Caring for the lawn is an onerous burdenPublished 9:19am Friday, June 14, 2013
Column: Notes From Home, by David Behling
It should come as no surprise to anyone that I hate being responsible for a lawn, no surprise, in part, because I’ve written about it before.
Unlike running, however, which I also have written about and have come to embrace as a positive thing in my life, spending time making sure the monoculture surrounding our house is alive, green and as weed free as possible is just short of misery for me.
Though I am tempted to just pretend there isn’t anything growing in the ground outside my house, I do not give in. I mow the lawn when necessary (or draft the teenagers still living with us to mow it for me). I pull weeds … sometimes. I water shrubs and trees and even the lawn itself, when absolutely necessary (like last summer and fall).
But for the really unpleasant, time-consuming and skill-requiring tasks, I hire a lawn service. They take care of the chemicals — the fertilizing and the weed murdering. As for aerating and rolling it? Hasn’t happened while we’ve owned this house (though I suppose I should get credit for at least knowing what those words describe).
There’s no way to escape the charge of laziness when I air these attitudes in conversations with friends (or in columns), and there doubtless is some of that character flaw in my lack of interest. But, honestly, I don’t see myself as a slacker when it comes to issues with grass and weeds. I’m already busy with my job at the college, and a house has many caretaking needs beyond lawn care. Plus there’s the cooking of meals and the regular indoor chores.
Except for the parts I do myself (or with the assistance of the teenagers), it’s not cheap; the lawn service costs more each month than I make writing this column. But it’s worth the expense because it’s about being a good neighbor.
As much as I detest all of that time and money wasted on useless monoculture, I live in a community and letting dandelions, thistles and other obnoxious forms of plant life use my lawn as a staging area for a neighborhood invasion is unacceptable. And I suppose there is some benefit to the extra CO2 the nasty little stalks of grass suck up.
Part of this inner indifference to lawn care is history. I grew up in a desert, and we had cactus as our landscaping — cactus and crab grass. But the grass only grew when the rains came. The rest of the year it was dormant. And even when it was green and growing, it was only the backyard, which was very small. I could easily mow it with a manual push mower in about 20 minutes.
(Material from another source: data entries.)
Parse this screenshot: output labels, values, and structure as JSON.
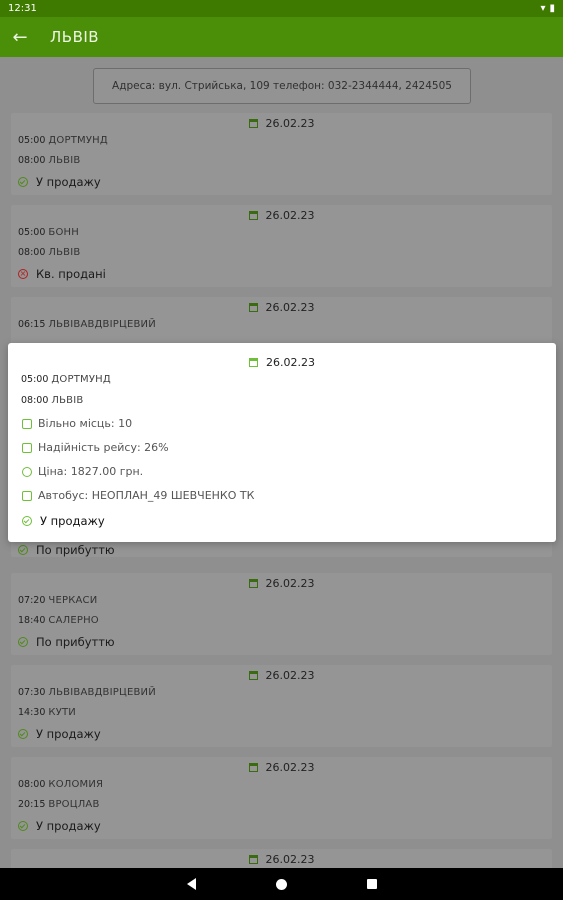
{
  "status_bar": {
    "time": "12:31"
  },
  "app_bar": {
    "title": "ЛЬВІВ"
  },
  "address": "Адреса: вул. Стрийська, 109 телефон: 032-2344444, 2424505",
  "trips": [
    {
      "date": "26.02.23",
      "dep_time": "05:00",
      "dep_city": "ДОРТМУНД",
      "arr_time": "08:00",
      "arr_city": "ЛЬВІВ",
      "status": "У продажу",
      "status_type": "ok"
    },
    {
      "date": "26.02.23",
      "dep_time": "05:00",
      "dep_city": "БОНН",
      "arr_time": "08:00",
      "arr_city": "ЛЬВІВ",
      "status": "Кв. продані",
      "status_type": "sold"
    },
    {
      "date": "26.02.23",
      "dep_time": "06:15",
      "dep_city": "ЛЬВІВАВДВІРЦЕВИЙ",
      "arr_time": "",
      "arr_city": "",
      "status": "По прибуттю",
      "status_type": "ok"
    },
    {
      "date": "26.02.23",
      "dep_time": "07:20",
      "dep_city": "ЧЕРКАСИ",
      "arr_time": "18:40",
      "arr_city": "САЛЕРНО",
      "status": "По прибуттю",
      "status_type": "ok"
    },
    {
      "date": "26.02.23",
      "dep_time": "07:30",
      "dep_city": "ЛЬВІВАВДВІРЦЕВИЙ",
      "arr_time": "14:30",
      "arr_city": "КУТИ",
      "status": "У продажу",
      "status_type": "ok"
    },
    {
      "date": "26.02.23",
      "dep_time": "08:00",
      "dep_city": "КОЛОМИЯ",
      "arr_time": "20:15",
      "arr_city": "ВРОЦЛАВ",
      "status": "У продажу",
      "status_type": "ok"
    },
    {
      "date": "26.02.23"
    }
  ],
  "popup": {
    "date": "26.02.23",
    "dep_time": "05:00",
    "dep_city": "ДОРТМУНД",
    "arr_time": "08:00",
    "arr_city": "ЛЬВІВ",
    "free_seats": "Вільно місць: 10",
    "reliability": "Надійність рейсу: 26%",
    "price": "Ціна: 1827.00 грн.",
    "bus": "Автобус: НЕОПЛАН_49 ШЕВЧЕНКО ТК",
    "status": "У продажу"
  },
  "colors": {
    "accent": "#4b8f08",
    "status_bar": "#3e7a00",
    "ok": "#6fbf3a",
    "sold": "#b02020"
  },
  "icons": [
    "back-arrow-icon",
    "calendar-icon",
    "check-circle-icon",
    "cancel-circle-icon",
    "seat-icon",
    "reliability-icon",
    "price-icon",
    "bus-icon",
    "wifi-icon",
    "battery-icon"
  ]
}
Since I was a teenager at the time, though, I usually made sure it looked harder and took longer. That way mowing the lawn got me out of weed pulling, a far more obnoxious chore.
If there’s one thing I wish was different about the way I alternately deal with and ignore the lawn, I wish I could find someone local to take care of it (the lawn service is based out-of-town) who would aerate and roll as needed, and would also be as attentive to environmental issues — like excess fertilizer and herbicide runoff — as I would prefer.
I pay for chemicals because the alternative would require even more attention, not because I believe in “better living through chemistry” when it comes to lawn care. And as I pointed out already in this column, I have a more than full-time job elsewhere.
Eventually I want to get rid of as much of the lawn as possible. Rain gardens. Native vegetation. More vegetable beds. I have plans. But they’ll have to wait awhile. For now, it’s a monoculture. And I’ll do my best to make sure it stays green and free of weeds.
David Rask Behling teaches at Waldorf College in Forest City, Iowa, and lives with his wife and children in Albert Lea.